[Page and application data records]
────────────────────
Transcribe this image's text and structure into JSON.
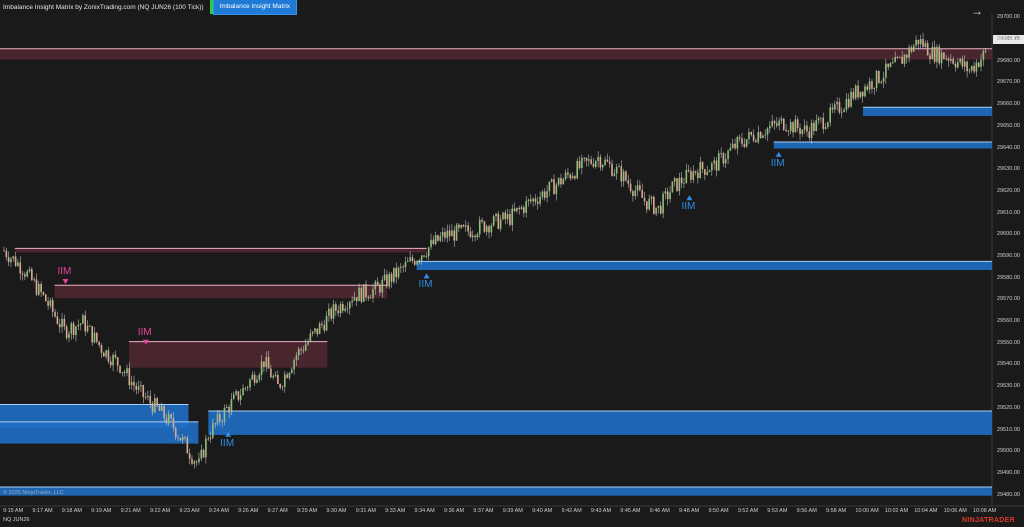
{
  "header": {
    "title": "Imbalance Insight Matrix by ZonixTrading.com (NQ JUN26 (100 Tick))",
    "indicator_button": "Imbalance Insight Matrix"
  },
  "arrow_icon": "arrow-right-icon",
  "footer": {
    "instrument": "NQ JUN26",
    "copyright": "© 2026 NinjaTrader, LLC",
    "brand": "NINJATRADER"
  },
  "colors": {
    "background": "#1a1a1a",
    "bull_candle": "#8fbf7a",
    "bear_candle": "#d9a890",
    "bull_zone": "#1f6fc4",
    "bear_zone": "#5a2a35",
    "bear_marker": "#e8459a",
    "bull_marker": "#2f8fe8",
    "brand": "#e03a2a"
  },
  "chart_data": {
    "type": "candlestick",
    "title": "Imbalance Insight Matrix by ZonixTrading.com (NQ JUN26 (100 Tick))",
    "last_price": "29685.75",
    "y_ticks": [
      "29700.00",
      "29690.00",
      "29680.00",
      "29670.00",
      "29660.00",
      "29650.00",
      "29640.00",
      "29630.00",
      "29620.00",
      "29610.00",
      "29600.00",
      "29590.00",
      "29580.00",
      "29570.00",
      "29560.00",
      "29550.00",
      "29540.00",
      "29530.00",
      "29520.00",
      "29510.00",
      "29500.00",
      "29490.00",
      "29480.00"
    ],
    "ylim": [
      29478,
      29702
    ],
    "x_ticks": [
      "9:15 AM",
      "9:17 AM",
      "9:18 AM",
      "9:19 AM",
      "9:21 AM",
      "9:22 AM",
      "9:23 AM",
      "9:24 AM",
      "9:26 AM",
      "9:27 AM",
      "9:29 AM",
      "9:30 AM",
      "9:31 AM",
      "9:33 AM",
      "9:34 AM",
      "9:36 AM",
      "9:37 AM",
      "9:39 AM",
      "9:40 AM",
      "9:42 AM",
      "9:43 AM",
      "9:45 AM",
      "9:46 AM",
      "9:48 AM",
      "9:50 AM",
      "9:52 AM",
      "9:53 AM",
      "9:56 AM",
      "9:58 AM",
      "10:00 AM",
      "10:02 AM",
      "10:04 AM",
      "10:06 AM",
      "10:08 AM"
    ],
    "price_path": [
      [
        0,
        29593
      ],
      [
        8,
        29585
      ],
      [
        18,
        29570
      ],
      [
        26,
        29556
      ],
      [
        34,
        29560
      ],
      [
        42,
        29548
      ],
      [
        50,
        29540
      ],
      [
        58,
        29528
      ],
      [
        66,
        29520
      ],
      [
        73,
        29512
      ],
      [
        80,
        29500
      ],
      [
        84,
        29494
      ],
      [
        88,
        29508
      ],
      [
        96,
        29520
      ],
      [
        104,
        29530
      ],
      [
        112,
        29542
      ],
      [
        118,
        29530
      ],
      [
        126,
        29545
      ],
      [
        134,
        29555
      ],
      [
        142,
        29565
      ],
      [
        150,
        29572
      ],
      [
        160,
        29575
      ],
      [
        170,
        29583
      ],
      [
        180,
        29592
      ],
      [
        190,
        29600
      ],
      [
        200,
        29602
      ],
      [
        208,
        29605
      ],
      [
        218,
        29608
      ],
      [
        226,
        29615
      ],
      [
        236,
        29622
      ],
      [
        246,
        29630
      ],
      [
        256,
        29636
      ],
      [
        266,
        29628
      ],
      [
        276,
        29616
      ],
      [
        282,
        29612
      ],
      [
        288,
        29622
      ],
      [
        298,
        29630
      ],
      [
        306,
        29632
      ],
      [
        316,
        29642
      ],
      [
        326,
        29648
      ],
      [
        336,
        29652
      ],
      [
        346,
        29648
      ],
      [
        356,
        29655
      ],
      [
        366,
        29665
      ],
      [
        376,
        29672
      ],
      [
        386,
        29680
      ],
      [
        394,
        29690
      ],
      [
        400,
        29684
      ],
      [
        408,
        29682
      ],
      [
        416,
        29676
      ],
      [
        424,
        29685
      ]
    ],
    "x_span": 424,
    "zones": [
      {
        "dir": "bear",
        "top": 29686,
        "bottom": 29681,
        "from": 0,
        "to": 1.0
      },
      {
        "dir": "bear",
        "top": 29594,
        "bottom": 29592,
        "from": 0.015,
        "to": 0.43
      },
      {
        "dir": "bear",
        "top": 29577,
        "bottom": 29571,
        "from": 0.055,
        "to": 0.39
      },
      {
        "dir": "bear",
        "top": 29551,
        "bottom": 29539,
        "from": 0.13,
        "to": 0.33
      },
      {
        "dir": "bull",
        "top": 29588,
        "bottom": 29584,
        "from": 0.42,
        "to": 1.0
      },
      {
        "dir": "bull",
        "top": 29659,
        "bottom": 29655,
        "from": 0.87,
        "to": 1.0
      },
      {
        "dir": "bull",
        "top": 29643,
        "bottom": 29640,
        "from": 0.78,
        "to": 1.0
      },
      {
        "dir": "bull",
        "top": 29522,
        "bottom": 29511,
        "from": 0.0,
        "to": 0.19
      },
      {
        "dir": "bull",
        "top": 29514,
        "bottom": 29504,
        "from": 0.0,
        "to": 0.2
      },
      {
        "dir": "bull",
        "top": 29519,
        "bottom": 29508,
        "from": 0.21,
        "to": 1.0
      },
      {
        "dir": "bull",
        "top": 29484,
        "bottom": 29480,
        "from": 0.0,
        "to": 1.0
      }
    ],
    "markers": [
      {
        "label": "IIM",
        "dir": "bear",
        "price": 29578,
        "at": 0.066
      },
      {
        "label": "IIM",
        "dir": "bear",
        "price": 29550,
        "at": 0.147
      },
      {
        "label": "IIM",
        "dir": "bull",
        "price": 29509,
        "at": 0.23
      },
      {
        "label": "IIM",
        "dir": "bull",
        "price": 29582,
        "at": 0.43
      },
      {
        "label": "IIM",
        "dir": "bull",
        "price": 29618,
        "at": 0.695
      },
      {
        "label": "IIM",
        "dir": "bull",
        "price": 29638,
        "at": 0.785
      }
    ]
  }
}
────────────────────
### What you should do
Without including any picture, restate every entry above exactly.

### Answer below
Transcribe this image's text and structure into JSON.
{
  "header": {
    "title": "Imbalance Insight Matrix by ZonixTrading.com (NQ JUN26 (100 Tick))",
    "indicator_button": "Imbalance Insight Matrix"
  },
  "arrow_icon": "arrow-right-icon",
  "footer": {
    "instrument": "NQ JUN26",
    "copyright": "© 2026 NinjaTrader, LLC",
    "brand": "NINJATRADER"
  },
  "colors": {
    "background": "#1a1a1a",
    "bull_candle": "#8fbf7a",
    "bear_candle": "#d9a890",
    "bull_zone": "#1f6fc4",
    "bear_zone": "#5a2a35",
    "bear_marker": "#e8459a",
    "bull_marker": "#2f8fe8",
    "brand": "#e03a2a"
  },
  "chart_data": {
    "type": "candlestick",
    "title": "Imbalance Insight Matrix by ZonixTrading.com (NQ JUN26 (100 Tick))",
    "last_price": "29685.75",
    "y_ticks": [
      "29700.00",
      "29690.00",
      "29680.00",
      "29670.00",
      "29660.00",
      "29650.00",
      "29640.00",
      "29630.00",
      "29620.00",
      "29610.00",
      "29600.00",
      "29590.00",
      "29580.00",
      "29570.00",
      "29560.00",
      "29550.00",
      "29540.00",
      "29530.00",
      "29520.00",
      "29510.00",
      "29500.00",
      "29490.00",
      "29480.00"
    ],
    "ylim": [
      29478,
      29702
    ],
    "x_ticks": [
      "9:15 AM",
      "9:17 AM",
      "9:18 AM",
      "9:19 AM",
      "9:21 AM",
      "9:22 AM",
      "9:23 AM",
      "9:24 AM",
      "9:26 AM",
      "9:27 AM",
      "9:29 AM",
      "9:30 AM",
      "9:31 AM",
      "9:33 AM",
      "9:34 AM",
      "9:36 AM",
      "9:37 AM",
      "9:39 AM",
      "9:40 AM",
      "9:42 AM",
      "9:43 AM",
      "9:45 AM",
      "9:46 AM",
      "9:48 AM",
      "9:50 AM",
      "9:52 AM",
      "9:53 AM",
      "9:56 AM",
      "9:58 AM",
      "10:00 AM",
      "10:02 AM",
      "10:04 AM",
      "10:06 AM",
      "10:08 AM"
    ],
    "price_path": [
      [
        0,
        29593
      ],
      [
        8,
        29585
      ],
      [
        18,
        29570
      ],
      [
        26,
        29556
      ],
      [
        34,
        29560
      ],
      [
        42,
        29548
      ],
      [
        50,
        29540
      ],
      [
        58,
        29528
      ],
      [
        66,
        29520
      ],
      [
        73,
        29512
      ],
      [
        80,
        29500
      ],
      [
        84,
        29494
      ],
      [
        88,
        29508
      ],
      [
        96,
        29520
      ],
      [
        104,
        29530
      ],
      [
        112,
        29542
      ],
      [
        118,
        29530
      ],
      [
        126,
        29545
      ],
      [
        134,
        29555
      ],
      [
        142,
        29565
      ],
      [
        150,
        29572
      ],
      [
        160,
        29575
      ],
      [
        170,
        29583
      ],
      [
        180,
        29592
      ],
      [
        190,
        29600
      ],
      [
        200,
        29602
      ],
      [
        208,
        29605
      ],
      [
        218,
        29608
      ],
      [
        226,
        29615
      ],
      [
        236,
        29622
      ],
      [
        246,
        29630
      ],
      [
        256,
        29636
      ],
      [
        266,
        29628
      ],
      [
        276,
        29616
      ],
      [
        282,
        29612
      ],
      [
        288,
        29622
      ],
      [
        298,
        29630
      ],
      [
        306,
        29632
      ],
      [
        316,
        29642
      ],
      [
        326,
        29648
      ],
      [
        336,
        29652
      ],
      [
        346,
        29648
      ],
      [
        356,
        29655
      ],
      [
        366,
        29665
      ],
      [
        376,
        29672
      ],
      [
        386,
        29680
      ],
      [
        394,
        29690
      ],
      [
        400,
        29684
      ],
      [
        408,
        29682
      ],
      [
        416,
        29676
      ],
      [
        424,
        29685
      ]
    ],
    "x_span": 424,
    "zones": [
      {
        "dir": "bear",
        "top": 29686,
        "bottom": 29681,
        "from": 0,
        "to": 1.0
      },
      {
        "dir": "bear",
        "top": 29594,
        "bottom": 29592,
        "from": 0.015,
        "to": 0.43
      },
      {
        "dir": "bear",
        "top": 29577,
        "bottom": 29571,
        "from": 0.055,
        "to": 0.39
      },
      {
        "dir": "bear",
        "top": 29551,
        "bottom": 29539,
        "from": 0.13,
        "to": 0.33
      },
      {
        "dir": "bull",
        "top": 29588,
        "bottom": 29584,
        "from": 0.42,
        "to": 1.0
      },
      {
        "dir": "bull",
        "top": 29659,
        "bottom": 29655,
        "from": 0.87,
        "to": 1.0
      },
      {
        "dir": "bull",
        "top": 29643,
        "bottom": 29640,
        "from": 0.78,
        "to": 1.0
      },
      {
        "dir": "bull",
        "top": 29522,
        "bottom": 29511,
        "from": 0.0,
        "to": 0.19
      },
      {
        "dir": "bull",
        "top": 29514,
        "bottom": 29504,
        "from": 0.0,
        "to": 0.2
      },
      {
        "dir": "bull",
        "top": 29519,
        "bottom": 29508,
        "from": 0.21,
        "to": 1.0
      },
      {
        "dir": "bull",
        "top": 29484,
        "bottom": 29480,
        "from": 0.0,
        "to": 1.0
      }
    ],
    "markers": [
      {
        "label": "IIM",
        "dir": "bear",
        "price": 29578,
        "at": 0.066
      },
      {
        "label": "IIM",
        "dir": "bear",
        "price": 29550,
        "at": 0.147
      },
      {
        "label": "IIM",
        "dir": "bull",
        "price": 29509,
        "at": 0.23
      },
      {
        "label": "IIM",
        "dir": "bull",
        "price": 29582,
        "at": 0.43
      },
      {
        "label": "IIM",
        "dir": "bull",
        "price": 29618,
        "at": 0.695
      },
      {
        "label": "IIM",
        "dir": "bull",
        "price": 29638,
        "at": 0.785
      }
    ]
  }
}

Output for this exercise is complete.